By Aaron Ortega
Confined to a cell in York County Prison, Pennsylvania, a student’s pacing transpires primarily in the cell of his own mind as questions relentlessly keep him guessing at an uncertain future. Fears of never seeing his family again, whether he will remain in this country, and at what may seem a distant stretch, fears of obstacles to pursuing an education and achieving his dreams run through his mind.
In the spring of 2011, on a trip to New York for Spring Break, former Brookhaven College student Francisco Bocanegra was pulled over and taken into custody for an expired visa.
Years earlier, Bocanegra arrived in the U.S. at the age of 11. His parents decided to remain, as he would eventually begin attending public school. Assimilation into American life ensued, and Bocanegra realized his dreams lay in one day attending college and pursuing a degree in journalism.
His dreams were shelved only temporarily with his arrest, but this misfortune changed him. Bocanegra said, “It was definitely a setback, but it was something I learned from.” Bocanegra was eventually released and granted deferred action, and after facing possible deportation, he was handed temporary residence as well as a chance to forge ahead in completing his education.
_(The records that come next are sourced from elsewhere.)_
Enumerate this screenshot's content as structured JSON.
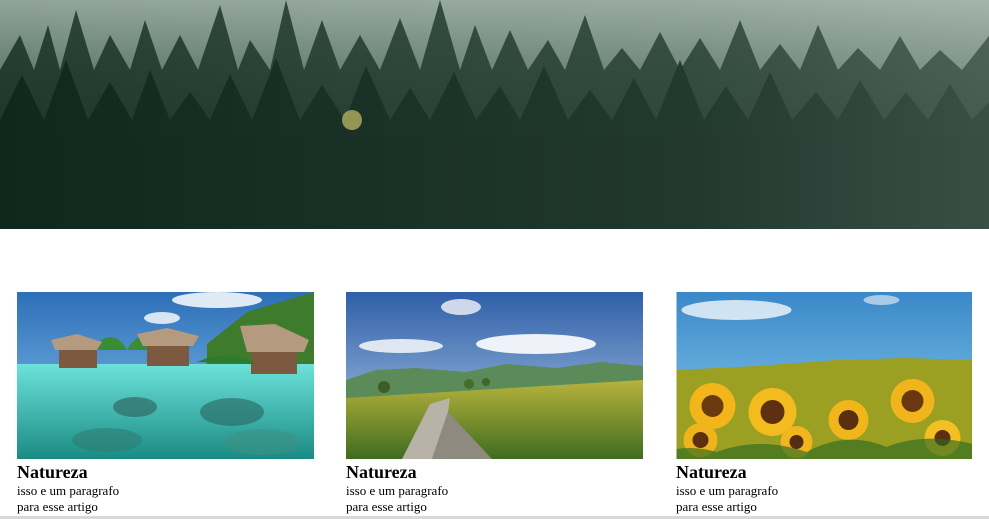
{
  "hero": {
    "alt": "misty forest header image"
  },
  "cards": [
    {
      "title": "Natureza",
      "text": "isso e um paragrafo\npara esse artigo",
      "image": "tropical-bungalows-image"
    },
    {
      "title": "Natureza",
      "text": "isso e um paragrafo\npara esse artigo",
      "image": "countryside-road-image"
    },
    {
      "title": "Natureza",
      "text": "isso e um paragrafo\npara esse artigo",
      "image": "sunflower-field-image"
    }
  ],
  "colors": {
    "background": "#ffffff",
    "text": "#000000"
  }
}
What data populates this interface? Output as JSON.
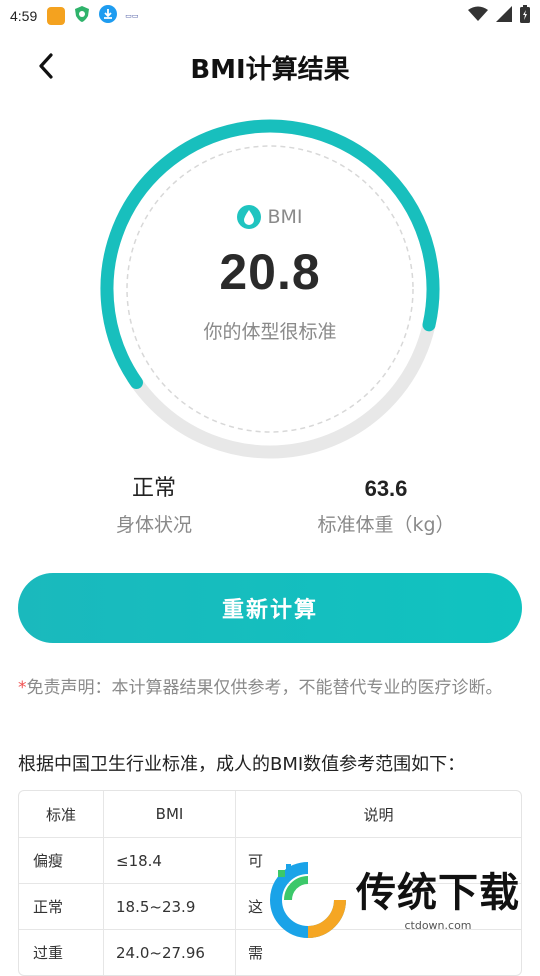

The DREAM Act was inspired by countless stories just like this. Thousands of children are brought to American soil by their parents, not of their own volition. They may aspire to pursue an education, and fulfill their dreams, but have no solid guarantee of legal status. The DREAM Act may never see the light of day on the voting floor, so the stand-in for this bill, the Deferred Action for Childhood Arrivals, now serves as the temporary solution.
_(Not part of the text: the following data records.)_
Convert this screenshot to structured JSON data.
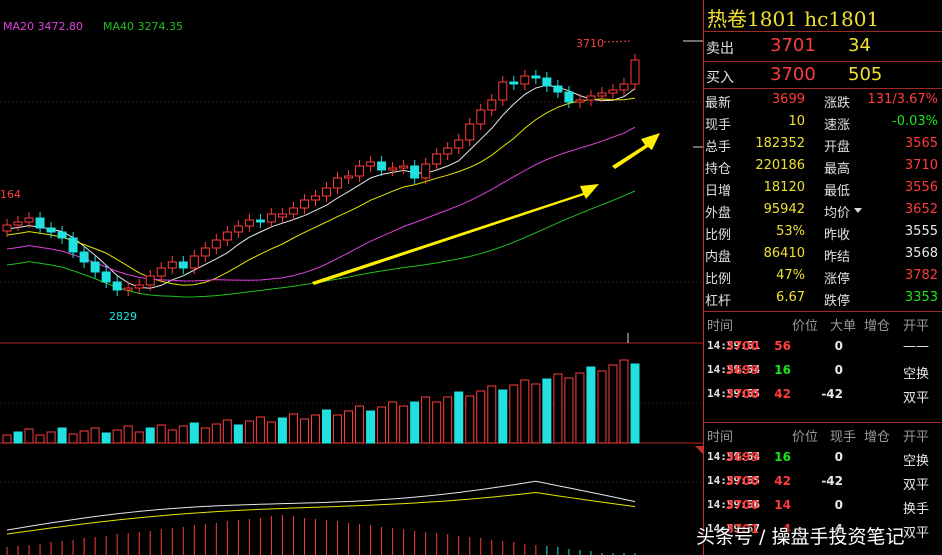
{
  "chart": {
    "ma20_label": "MA20 3472.80",
    "ma40_label": "MA40 3274.35",
    "high_marker": "3710",
    "left_marker": "164",
    "low_marker": "2829",
    "colors": {
      "up": "#ff3c3c",
      "down": "#20e0e0",
      "ma5": "#e8e8e8",
      "ma10": "#e6e600",
      "ma20": "#e040e0",
      "ma40": "#20c020",
      "arrow": "#ffee00"
    }
  },
  "quote": {
    "title": "热卷1801  hc1801",
    "ask_label": "卖出",
    "ask_price": "3701",
    "ask_vol": "34",
    "bid_label": "买入",
    "bid_price": "3700",
    "bid_vol": "505",
    "rows": [
      {
        "l1": "最新",
        "v1": "3699",
        "c1": "red",
        "l2": "涨跌",
        "v2": "131/3.67%",
        "c2": "red"
      },
      {
        "l1": "现手",
        "v1": "10",
        "c1": "yel",
        "l2": "速涨",
        "v2": "-0.03%",
        "c2": "grn"
      },
      {
        "l1": "总手",
        "v1": "182352",
        "c1": "yel",
        "l2": "开盘",
        "v2": "3565",
        "c2": "red"
      },
      {
        "l1": "持仓",
        "v1": "220186",
        "c1": "yel",
        "l2": "最高",
        "v2": "3710",
        "c2": "red"
      },
      {
        "l1": "日增",
        "v1": "18120",
        "c1": "yel",
        "l2": "最低",
        "v2": "3556",
        "c2": "red"
      },
      {
        "l1": "外盘",
        "v1": "95942",
        "c1": "yel",
        "l2": "均价",
        "v2": "3652",
        "c2": "red"
      },
      {
        "l1": "比例",
        "v1": "53%",
        "c1": "yel",
        "l2": "昨收",
        "v2": "3555",
        "c2": "wht"
      },
      {
        "l1": "内盘",
        "v1": "86410",
        "c1": "yel",
        "l2": "昨结",
        "v2": "3568",
        "c2": "wht"
      },
      {
        "l1": "比例",
        "v1": "47%",
        "c1": "yel",
        "l2": "涨停",
        "v2": "3782",
        "c2": "red"
      },
      {
        "l1": "杠杆",
        "v1": "6.67",
        "c1": "yel",
        "l2": "跌停",
        "v2": "3353",
        "c2": "grn"
      }
    ]
  },
  "ticks1": {
    "headers": [
      "时间",
      "价位",
      "大单",
      "增仓",
      "开平"
    ],
    "rows": [
      {
        "time": "14:59:51",
        "price": "3700",
        "vol": "56",
        "inc": "0",
        "type": "——",
        "tc": "wht"
      },
      {
        "time": "14:59:54",
        "price": "3699",
        "vol": "16",
        "inc": "0",
        "type": "空换",
        "tc": "wht"
      },
      {
        "time": "14:59:55",
        "price": "3700",
        "vol": "42",
        "inc": "-42",
        "type": "双平",
        "tc": "wht"
      }
    ]
  },
  "ticks2": {
    "headers": [
      "时间",
      "价位",
      "现手",
      "增仓",
      "开平"
    ],
    "rows": [
      {
        "time": "14:59:54",
        "price": "3699",
        "vol": "16",
        "inc": "0",
        "type": "空换",
        "tc": "wht"
      },
      {
        "time": "14:59:55",
        "price": "3700",
        "vol": "42",
        "inc": "-42",
        "type": "双平",
        "tc": "wht"
      },
      {
        "time": "14:59:56",
        "price": "3700",
        "vol": "14",
        "inc": "0",
        "type": "换手",
        "tc": "wht"
      },
      {
        "time": "14:59:57",
        "price": "3701",
        "vol": "4",
        "inc": "-4",
        "type": "双平",
        "tc": "wht"
      }
    ]
  },
  "watermark": "头条号 / 操盘手投资笔记"
}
At the outset, the blueprints behind the DREAM Act are: to provide a clear pathway for undocumented youth who arrived in the U.S. before the age of 16, with good moral character, and who graduate from high school and go on to enroll in a two-year degree program or serve in the military, enabling them to eventually acquire temporary legal residency, according to www.dreamact.com. But when legislation failed to pass, what may have once been viewed as a beacon of inspiration for undocumented youth remained uncertain.
The DREAM Act drew many criticisms, as views from those who oppose the DREAM Act and the Deferred Action plan list various discourses from its possible fruition. Senator Jeff Sessions (R-Ala.) cited 10 reasons, in 2010, the Senate should dismiss the DREAM Act. In his account of justifications, Sessions’ primary argument lay in the necessary funds the DREAM Act would rely on. Sessions said, “The DREAM Act will be funded on the backs of hard-working, law-abiding Americans.” Sessions said passage of the act would increase public education costs, unemployment and fraud.
Sessions was not the only one to reference funding as the primary reason for protest against this legislation. In February of 2012, Rep. Ron Paul told a primarily Hispanic crowd at a town hall meeting: “I cannot endorse [it] because there is a lot of money involved. And you know there are a lot of subsidies in there between the billions of dollars.”
However, according to Carlos Manuel, Deputy District Director of district 3 of the League of United Latin American Citizens in Texas, the passage of the DREAM Act would open job opportunities for students who are qualified in areas that are left vacant and risk being filled overseas. “The boost would also be seen in having a new bracket of people paying federal income taxes, meaning higher revenue for the country,” Manuel said.
Necessary funding doesn’t represent the only obstacle, according to those opposed. The absent requirement for making it necessary that applicants finish a four-year degree plan to retain amnesty drew fire as well.
According to Manuel, the fact that individuals have already attained a high school diploma implies this nation has already invested many years and education into these youth.
Manuel said: “Furthermore, we have students who are in the process of finishing high school who are willing to pursue a higher education at the prospect of being able to work once they have a degree. Prior to that, there was no reward for the hard work and going the extra four years. Deferred action brings that reward.”
Despite the failure of the DREAM Act’s realization, through deferred action and prospects of new legislation, undocumented youth who embody what the legislation was originally intended for continue to strive for American achievements.
Bocanegra, who now attends the University of North Texas and plans to graduate within two more semesters, said: “It’s definitely a step in the right direction. I haven’t given up hope.”